In geometry, a **65537-gon** is a polygon with 65537 sides. The sum of the interior angles of any non-self-intersecting 65537-gon is 11796300°.

The area of a *regular 65537-gon* is (with *t* = edge length)

A
=
65537
4
t
2
cot
π
65537
A whole regular 65537-gon is not visually discernible from a circle, and its perimeter differs from that of the circumscribed circle by about 15 parts per billion.

The regular 65537-gon (one with all sides equal and all angles equal) is of interest for being a constructible polygon: that is, it can be constructed using a compass and an unmarked straightedge. This is because 65537 is a Fermat prime, being of the form 2^{2n} + 1 (in this case *n* = 4). Thus, the values
cos
π
65537
and
cos
2
π
65537
are of a 32768-degree algebraic numbers, and like any constructible numbers they can be written in terms of square roots and no higher-order roots.

Although it was known to Gauss by 1801 that the regular 65537-gon was constructible, the first explicit construction of a regular 65537-gon was given by Johann Gustav Hermes (1894). The construction is very complex; Hermes spent 10 years completing the 200-page manuscript.

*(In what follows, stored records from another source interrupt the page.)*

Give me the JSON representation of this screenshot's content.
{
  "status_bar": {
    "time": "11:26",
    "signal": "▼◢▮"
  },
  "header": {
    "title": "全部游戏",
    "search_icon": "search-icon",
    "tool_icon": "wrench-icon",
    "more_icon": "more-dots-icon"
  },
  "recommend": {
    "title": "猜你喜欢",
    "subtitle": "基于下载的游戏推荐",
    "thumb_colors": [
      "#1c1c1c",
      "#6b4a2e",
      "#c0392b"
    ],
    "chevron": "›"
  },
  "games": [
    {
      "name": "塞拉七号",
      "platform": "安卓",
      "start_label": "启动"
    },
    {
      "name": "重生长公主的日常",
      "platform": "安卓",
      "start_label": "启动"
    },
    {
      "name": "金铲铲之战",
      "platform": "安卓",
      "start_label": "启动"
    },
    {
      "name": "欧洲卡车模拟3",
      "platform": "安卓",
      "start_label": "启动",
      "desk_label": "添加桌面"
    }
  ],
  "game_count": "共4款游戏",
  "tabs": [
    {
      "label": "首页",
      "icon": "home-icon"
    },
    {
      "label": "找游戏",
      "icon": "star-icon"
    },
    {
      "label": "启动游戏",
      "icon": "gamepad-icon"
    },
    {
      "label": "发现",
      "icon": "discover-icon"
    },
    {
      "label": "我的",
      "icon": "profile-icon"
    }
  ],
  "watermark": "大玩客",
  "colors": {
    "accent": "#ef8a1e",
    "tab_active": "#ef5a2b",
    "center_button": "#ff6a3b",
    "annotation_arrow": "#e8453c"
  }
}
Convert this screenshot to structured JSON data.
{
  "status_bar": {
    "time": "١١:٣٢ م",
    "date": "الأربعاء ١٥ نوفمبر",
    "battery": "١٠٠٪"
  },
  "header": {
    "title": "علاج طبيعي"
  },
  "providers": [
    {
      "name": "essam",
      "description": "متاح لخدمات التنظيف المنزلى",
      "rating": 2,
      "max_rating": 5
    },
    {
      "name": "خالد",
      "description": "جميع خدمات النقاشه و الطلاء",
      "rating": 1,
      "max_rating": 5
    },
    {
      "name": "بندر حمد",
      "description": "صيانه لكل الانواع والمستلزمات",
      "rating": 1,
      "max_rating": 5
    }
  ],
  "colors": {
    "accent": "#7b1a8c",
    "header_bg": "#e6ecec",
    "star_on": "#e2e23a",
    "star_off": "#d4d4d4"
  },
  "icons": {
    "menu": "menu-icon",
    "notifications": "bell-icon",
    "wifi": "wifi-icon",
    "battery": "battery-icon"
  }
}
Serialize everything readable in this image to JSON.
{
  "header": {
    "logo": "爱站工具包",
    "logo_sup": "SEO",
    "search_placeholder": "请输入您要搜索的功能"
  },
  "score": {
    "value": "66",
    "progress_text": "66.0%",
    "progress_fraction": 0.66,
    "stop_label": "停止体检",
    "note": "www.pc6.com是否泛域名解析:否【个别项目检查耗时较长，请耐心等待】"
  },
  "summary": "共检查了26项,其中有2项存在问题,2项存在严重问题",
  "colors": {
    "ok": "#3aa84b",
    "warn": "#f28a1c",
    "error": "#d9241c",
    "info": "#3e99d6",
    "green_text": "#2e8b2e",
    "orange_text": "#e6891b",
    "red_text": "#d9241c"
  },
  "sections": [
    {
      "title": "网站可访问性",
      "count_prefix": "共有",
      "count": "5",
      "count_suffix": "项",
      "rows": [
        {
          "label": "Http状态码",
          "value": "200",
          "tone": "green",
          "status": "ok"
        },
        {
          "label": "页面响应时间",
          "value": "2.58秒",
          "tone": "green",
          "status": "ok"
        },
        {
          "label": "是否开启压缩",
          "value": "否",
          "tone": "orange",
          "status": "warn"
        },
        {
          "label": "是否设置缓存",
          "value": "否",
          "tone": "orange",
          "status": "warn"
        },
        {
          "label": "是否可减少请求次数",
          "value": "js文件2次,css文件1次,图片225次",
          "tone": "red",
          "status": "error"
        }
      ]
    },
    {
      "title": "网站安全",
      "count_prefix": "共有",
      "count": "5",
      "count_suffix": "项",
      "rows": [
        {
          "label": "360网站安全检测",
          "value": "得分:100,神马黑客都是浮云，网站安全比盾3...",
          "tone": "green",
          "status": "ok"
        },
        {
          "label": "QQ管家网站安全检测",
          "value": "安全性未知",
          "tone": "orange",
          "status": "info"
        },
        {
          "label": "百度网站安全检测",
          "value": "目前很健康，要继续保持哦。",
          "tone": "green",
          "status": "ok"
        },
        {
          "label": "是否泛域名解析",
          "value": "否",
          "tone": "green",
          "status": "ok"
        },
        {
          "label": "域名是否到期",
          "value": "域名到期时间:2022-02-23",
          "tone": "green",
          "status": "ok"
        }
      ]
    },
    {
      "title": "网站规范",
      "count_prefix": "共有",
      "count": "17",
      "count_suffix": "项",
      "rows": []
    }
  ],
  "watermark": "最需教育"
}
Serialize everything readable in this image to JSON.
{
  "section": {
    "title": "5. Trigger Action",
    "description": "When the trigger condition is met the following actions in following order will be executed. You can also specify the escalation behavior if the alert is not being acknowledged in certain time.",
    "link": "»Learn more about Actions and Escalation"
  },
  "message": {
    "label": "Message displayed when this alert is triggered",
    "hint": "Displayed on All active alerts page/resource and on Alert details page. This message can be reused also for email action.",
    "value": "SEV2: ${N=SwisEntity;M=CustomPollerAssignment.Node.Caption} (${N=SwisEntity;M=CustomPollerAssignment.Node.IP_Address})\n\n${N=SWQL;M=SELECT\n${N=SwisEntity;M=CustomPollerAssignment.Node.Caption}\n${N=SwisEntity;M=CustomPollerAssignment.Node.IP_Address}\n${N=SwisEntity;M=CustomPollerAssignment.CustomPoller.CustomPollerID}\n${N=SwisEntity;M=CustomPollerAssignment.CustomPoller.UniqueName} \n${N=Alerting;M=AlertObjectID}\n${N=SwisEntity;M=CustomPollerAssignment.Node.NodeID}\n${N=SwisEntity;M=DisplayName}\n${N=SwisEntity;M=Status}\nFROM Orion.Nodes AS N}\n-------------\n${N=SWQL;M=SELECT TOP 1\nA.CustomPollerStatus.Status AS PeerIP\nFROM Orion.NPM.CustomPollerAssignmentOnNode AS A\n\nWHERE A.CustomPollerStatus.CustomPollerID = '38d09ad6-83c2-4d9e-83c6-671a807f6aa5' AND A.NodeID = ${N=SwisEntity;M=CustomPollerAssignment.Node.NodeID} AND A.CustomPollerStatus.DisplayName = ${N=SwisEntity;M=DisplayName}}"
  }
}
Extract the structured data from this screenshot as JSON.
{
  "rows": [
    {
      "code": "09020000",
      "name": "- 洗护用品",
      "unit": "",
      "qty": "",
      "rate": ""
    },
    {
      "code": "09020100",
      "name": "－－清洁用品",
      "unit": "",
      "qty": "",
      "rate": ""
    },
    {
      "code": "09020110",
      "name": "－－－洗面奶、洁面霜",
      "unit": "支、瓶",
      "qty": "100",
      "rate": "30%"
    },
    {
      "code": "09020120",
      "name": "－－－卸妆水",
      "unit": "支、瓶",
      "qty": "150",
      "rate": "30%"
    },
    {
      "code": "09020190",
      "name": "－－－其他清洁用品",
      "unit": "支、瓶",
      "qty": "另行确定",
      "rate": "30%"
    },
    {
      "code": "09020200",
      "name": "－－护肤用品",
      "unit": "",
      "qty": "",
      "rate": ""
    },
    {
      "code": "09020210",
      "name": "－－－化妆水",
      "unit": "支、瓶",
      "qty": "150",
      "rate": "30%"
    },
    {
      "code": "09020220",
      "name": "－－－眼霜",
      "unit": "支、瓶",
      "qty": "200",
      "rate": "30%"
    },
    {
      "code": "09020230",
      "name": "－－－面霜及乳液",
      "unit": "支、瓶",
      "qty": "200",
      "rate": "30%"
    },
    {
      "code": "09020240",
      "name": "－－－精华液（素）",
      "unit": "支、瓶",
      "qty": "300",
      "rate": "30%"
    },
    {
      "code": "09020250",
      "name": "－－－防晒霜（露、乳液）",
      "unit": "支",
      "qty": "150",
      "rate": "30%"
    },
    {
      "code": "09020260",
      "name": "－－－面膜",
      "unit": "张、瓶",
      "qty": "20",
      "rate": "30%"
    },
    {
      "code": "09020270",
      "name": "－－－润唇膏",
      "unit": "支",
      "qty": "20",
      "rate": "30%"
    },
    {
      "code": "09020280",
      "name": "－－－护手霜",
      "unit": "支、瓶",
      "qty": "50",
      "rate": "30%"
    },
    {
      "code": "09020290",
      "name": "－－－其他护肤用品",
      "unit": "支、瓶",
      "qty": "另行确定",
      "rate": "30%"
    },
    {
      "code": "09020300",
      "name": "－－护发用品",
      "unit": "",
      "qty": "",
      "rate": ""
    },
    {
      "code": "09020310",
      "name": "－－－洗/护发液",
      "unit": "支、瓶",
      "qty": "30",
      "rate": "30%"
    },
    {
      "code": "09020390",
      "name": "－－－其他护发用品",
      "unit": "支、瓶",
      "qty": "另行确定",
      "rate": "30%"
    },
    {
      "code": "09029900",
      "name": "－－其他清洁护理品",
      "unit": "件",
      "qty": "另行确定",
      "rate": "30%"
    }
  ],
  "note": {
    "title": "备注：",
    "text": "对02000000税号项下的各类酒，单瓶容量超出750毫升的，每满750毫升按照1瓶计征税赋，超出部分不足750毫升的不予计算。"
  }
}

Another method involves the use of at most 1332 Carlyle circles, and the first stages of this method are pictured below. This method faces practical problems, as one of these Carlyle circles solves the quadratic equation *x*^{2} + *x* − 16384 = 0 (16384 being 2^{14}).

The *regular 65537-gon* has Dih_{65537} symmetry, order 131074. Since 65537 is a prime number there is one subgroup with dihedral symmetry: Dih_{1}, and 2 cyclic group symmetries: Z_{65537}, and Z_{1}.

A 65537-gram is a 65537-sided star polygon. As 65537 is prime, there are 32767 regular forms generated by Schläfli symbols {65537/*n*} for all integers 2 ≤ *n* ≤ 32768 as
⌊
65537
2
⌋
=
32768
.